If the eaves pull far enough away from the roofline, a gap between the house and trough can form. When water overflows in this scenario, it can fall close to your house and seep down into your foundation. This can result in a whole host of foundational problems. If you can see sunlight between your eaves and your roof when you stand directly underneath them, have your eavestrough repaired ASAP.

How Come My Eavestrough Doesn’t Drain Properly?

There are a number of reasons that eavestrough won’t drain towards the downpipes. The easiest to fix, eaves that are clogged with leaves and other debris can block water from entering downpipes, eventually causing overflow. This can be fixed by having a professional trough cleaner go up a ladder and clean the garbage from your eaves. It may also be necessary to detach your downpipes and clean them out using a high-powered vacuum or hose.

A problem that is also common, but less easy to fix, is the loss of eavestrough slope. Eavestrough is installed in such a way that it slopes towards the downpipes, allowing water to drain. When this slope is lost, water doesn’t drain, and causes roof problems. This can happen when old eavestrough that was installed with spikes, rather than interior hangers and screws, works loose, causing warping of the trough and creating a spot for water to sit. Loss of slope can also occur when the eaves installers don’t use a level when fastening trough to the roofline. This is seen often with the trough that came with a newly built home.

One of the best ways to prevent your eavestrough from pulling away from your house and warping is to have a gutter protection system installed, such as the Alu-Rex T-Rex continuous fastening system. Gutter protection systems will be covered more thoroughly in a separate blog.

What is the Best Fix for My Eavestrough?

The fix for your eavestrough will depend on the problem. Things can get complicated when your eaves have lost their slope. If the problem hasn’t progressed too far, the trough can sometimes be refastened to the roofline, restoring the slope. Usually this has to be done before winter, as once water sitting in your eaves has frozen, causing an ice dam, your eaves have likely been warped irreparably.
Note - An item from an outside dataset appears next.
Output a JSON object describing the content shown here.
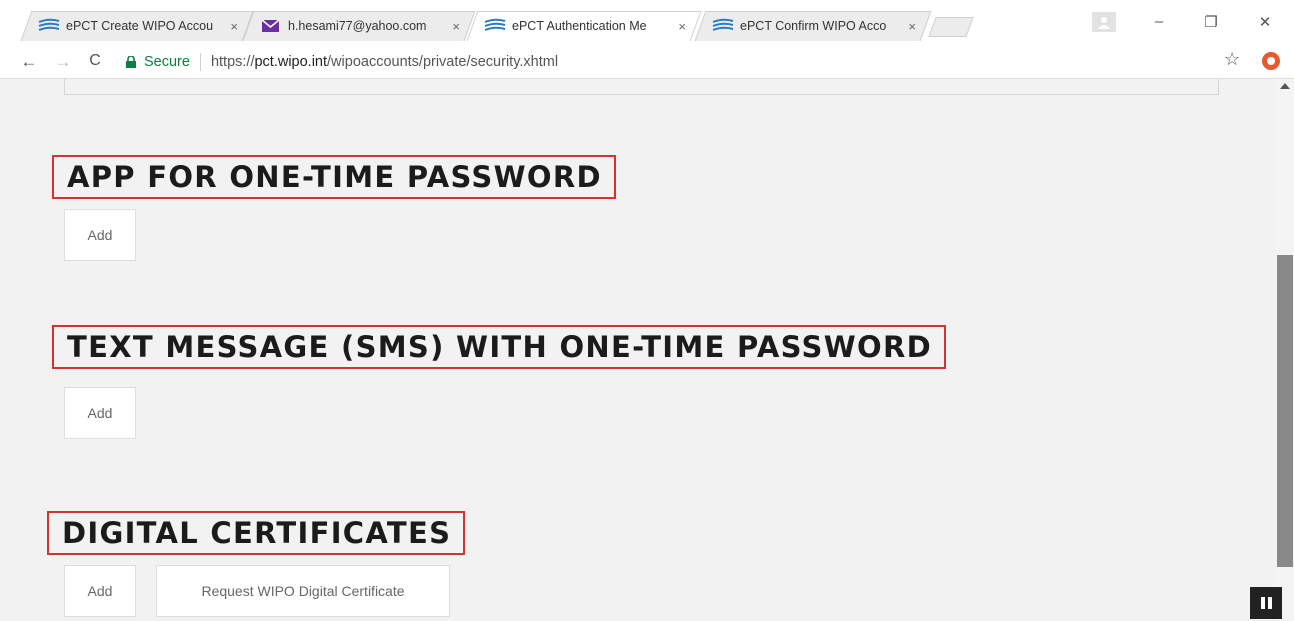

If your eaves cannot be re-sloped, replacement is your only option. To get an accurate, honest assessment of the condition of your eavestrough, contact Edmunds Home Improvements today.